Biden administration responds to calls from Pritzker, other leaders, for help in migrant crisis
The Department of Homeland Security will speed up the processing of work authorizations for asylum seekers and extend Temporary Protected Status to Venezuelan migrants, actions that could help thousands of migrants who have arrived in Illinois in recent months.
Those moves were announced by the Biden administration Wednesday in response to pleas from leaders in Illinois, New York and other states for help in dealing with the ongoing migrant crisis that is taxing the resources cities like Chicago, where many migrants have been sent, sometimes without any notification.
At an Aug. 30 news conference, Gov. JB Pritzker, U.S. Sen. Dick Durbin, Chicago Mayor Brandon Johnson and state business leaders called on the administration to ease work restrictions for asylum seekers and other long-term undocumented workers. At that time, Chicago officials said the city had received more than 13,000 asylum seekers, the vast majority of whom had no official authorization to work in the United States.
Among other things, those officials requested DHS to allow states to sponsor asylum seekers for work authorizations. And while that was not one of the actions DHS announced Wednesday, Pritzker said he was happy with the actions the agency took to make it easier for those individuals to find employment.

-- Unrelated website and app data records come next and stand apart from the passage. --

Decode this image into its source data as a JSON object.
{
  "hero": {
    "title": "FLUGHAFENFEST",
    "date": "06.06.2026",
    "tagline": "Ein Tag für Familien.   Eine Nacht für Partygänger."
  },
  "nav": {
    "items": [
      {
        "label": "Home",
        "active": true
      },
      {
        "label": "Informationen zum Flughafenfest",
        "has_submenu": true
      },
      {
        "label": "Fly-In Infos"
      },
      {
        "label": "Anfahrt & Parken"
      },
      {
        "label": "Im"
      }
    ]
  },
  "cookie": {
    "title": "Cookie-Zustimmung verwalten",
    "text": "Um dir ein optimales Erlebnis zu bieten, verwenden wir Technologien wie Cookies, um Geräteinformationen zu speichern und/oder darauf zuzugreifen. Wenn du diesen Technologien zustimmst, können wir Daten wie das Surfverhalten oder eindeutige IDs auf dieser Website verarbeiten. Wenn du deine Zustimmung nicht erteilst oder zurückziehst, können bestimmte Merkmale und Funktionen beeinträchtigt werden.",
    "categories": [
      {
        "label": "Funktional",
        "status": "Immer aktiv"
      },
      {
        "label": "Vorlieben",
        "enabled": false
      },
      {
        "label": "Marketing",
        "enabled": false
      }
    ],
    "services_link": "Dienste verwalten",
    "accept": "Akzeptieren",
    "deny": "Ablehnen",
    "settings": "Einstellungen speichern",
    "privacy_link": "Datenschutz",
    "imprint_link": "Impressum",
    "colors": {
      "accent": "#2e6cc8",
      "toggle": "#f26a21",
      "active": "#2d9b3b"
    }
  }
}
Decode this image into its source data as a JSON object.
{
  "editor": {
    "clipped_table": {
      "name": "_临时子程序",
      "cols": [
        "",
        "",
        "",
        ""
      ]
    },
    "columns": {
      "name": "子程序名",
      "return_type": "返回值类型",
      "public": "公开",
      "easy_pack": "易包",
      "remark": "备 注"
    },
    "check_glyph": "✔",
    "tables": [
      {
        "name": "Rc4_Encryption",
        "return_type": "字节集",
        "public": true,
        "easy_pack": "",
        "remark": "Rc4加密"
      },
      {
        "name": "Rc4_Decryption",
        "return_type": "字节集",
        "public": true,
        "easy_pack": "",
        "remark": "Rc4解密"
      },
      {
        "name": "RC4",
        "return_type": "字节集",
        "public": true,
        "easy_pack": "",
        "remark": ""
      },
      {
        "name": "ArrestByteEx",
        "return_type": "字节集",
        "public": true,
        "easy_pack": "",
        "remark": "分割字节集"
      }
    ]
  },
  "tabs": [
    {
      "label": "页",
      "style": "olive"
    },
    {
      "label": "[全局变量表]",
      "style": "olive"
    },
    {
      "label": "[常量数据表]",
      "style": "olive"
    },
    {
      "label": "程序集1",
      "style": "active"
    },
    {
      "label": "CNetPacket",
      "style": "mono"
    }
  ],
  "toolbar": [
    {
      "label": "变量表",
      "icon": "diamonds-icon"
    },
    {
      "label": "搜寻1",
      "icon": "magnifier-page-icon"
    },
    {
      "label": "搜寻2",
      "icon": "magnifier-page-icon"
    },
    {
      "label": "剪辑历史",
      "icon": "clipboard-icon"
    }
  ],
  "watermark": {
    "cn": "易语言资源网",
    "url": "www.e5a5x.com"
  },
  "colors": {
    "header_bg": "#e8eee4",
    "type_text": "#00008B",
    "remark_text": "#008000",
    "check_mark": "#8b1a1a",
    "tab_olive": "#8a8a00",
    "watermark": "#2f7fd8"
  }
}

“I’m very pleased that President Biden has listened to my concerns and those of other governors and political leaders and expanded Temporary Protected Status to migrants from Venezuela, thousands of whom have been sent to Illinois over the last year,” Pritzker said in a statement Wednesday.
“Despite traveling thousands of treacherous miles and then being used as political chess pieces by those who should have welcomed and helped them, they are eager to contribute to their new communities and get to work,” the governor added.

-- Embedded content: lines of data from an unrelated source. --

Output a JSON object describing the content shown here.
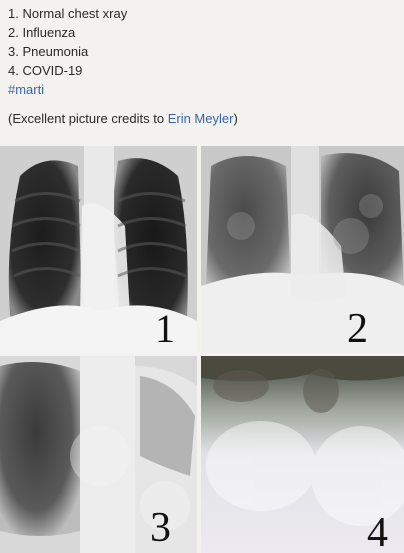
{
  "post": {
    "list": [
      "1. Normal chest xray",
      "2. Influenza",
      "3. Pneumonia",
      "4. COVID-19"
    ],
    "hashtag": "#marti",
    "credits_prefix": "(Excellent picture credits to ",
    "credits_name": "Erin Meyler",
    "credits_suffix": ")"
  },
  "images": [
    {
      "label": "1",
      "subject": "normal-chest-xray"
    },
    {
      "label": "2",
      "subject": "influenza-chest-xray"
    },
    {
      "label": "3",
      "subject": "pneumonia-chest-xray"
    },
    {
      "label": "4",
      "subject": "covid-19-chest-xray"
    }
  ],
  "colors": {
    "link": "#3b64a8",
    "text": "#2a2a2a"
  }
}
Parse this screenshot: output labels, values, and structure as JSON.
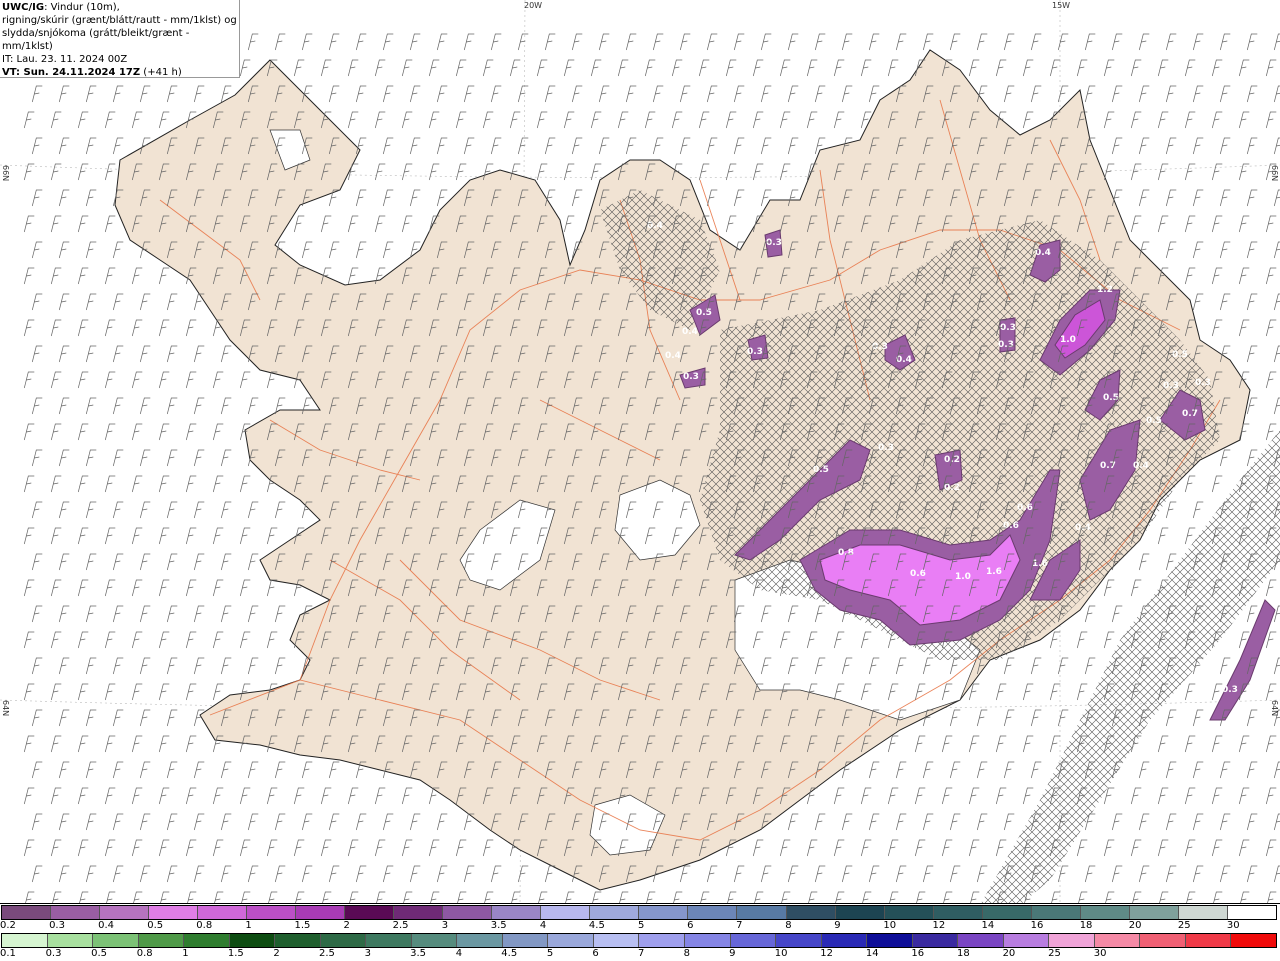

Pritzker was referring to actions by Republican Govs. Greg Abbott, of Texas, and Ron DeSantis, of Florida, who have been busing migrants from their states to so-called “sanctuary” cities such as Chicago and New York City.
Asylum seekers are people seeking temporary shelter and protection in the U.S. because they have suffered, or fear suffering, persecution in their home country due to factors such as race, religion, nationality, or political opinion.
To be eligible for asylum, people must be physically present in the U.S. and apply for that status, usually by filing an online application form known as an I-589, within one year of their arrival.
Federal law still requires asylum seekers to wait six months after filing their claim before they can apply for a work permit, officially known as an Employment Authorization Document, or EAD. But starting Oct. 1, DHS says it will dedicate additional staff to reducing the median processing time for those applications from 90 days to 30 days.
In addition, U.S. Citizenship and Immigration Services will increase the maximum validity period for EADs to five years for certain noncitizens, including those admitted as refugees or granted asylum, those who have been granted withholding of removal, and applicants for asylum.
DHS will also extend Temporary Protected Status for 18 months to Venezuelan migrants who were living in the U.S. on or before July 31. That’s a temporary immigration status for people from certain countries experiencing issues that make it difficult or unsafe to return home.
According to the humanitarian aid group World Vision International, as of August 2023, more than 7.7 million people had fled Venezuela since 2014, due largely to political unrest brought on by years of hyperinflation, political corruption and economic problems. Most of those have fled to Caribbean and other Latin American nations.
Under the socialist government of former president Hugo Chavez, the country was almost entirely reliant on oil revenue to fund government operations. But that revenue dried up when oil prices plummeted in 2014, resulting in a collapse of the Venezuelan economy and dire shortages of food, medicine, and other necessities.
Capitol News Illinois is a nonprofit, nonpartisan news service covering state government. It is distributed to hundreds of print and broadcast outlets statewide. It is funded primarily by the Illinois Press Foundation and the Robert R. McCormick Foundation, along with major contributions from the Illinois Broadcasters Foundation and Southern Illinois Editorial Association.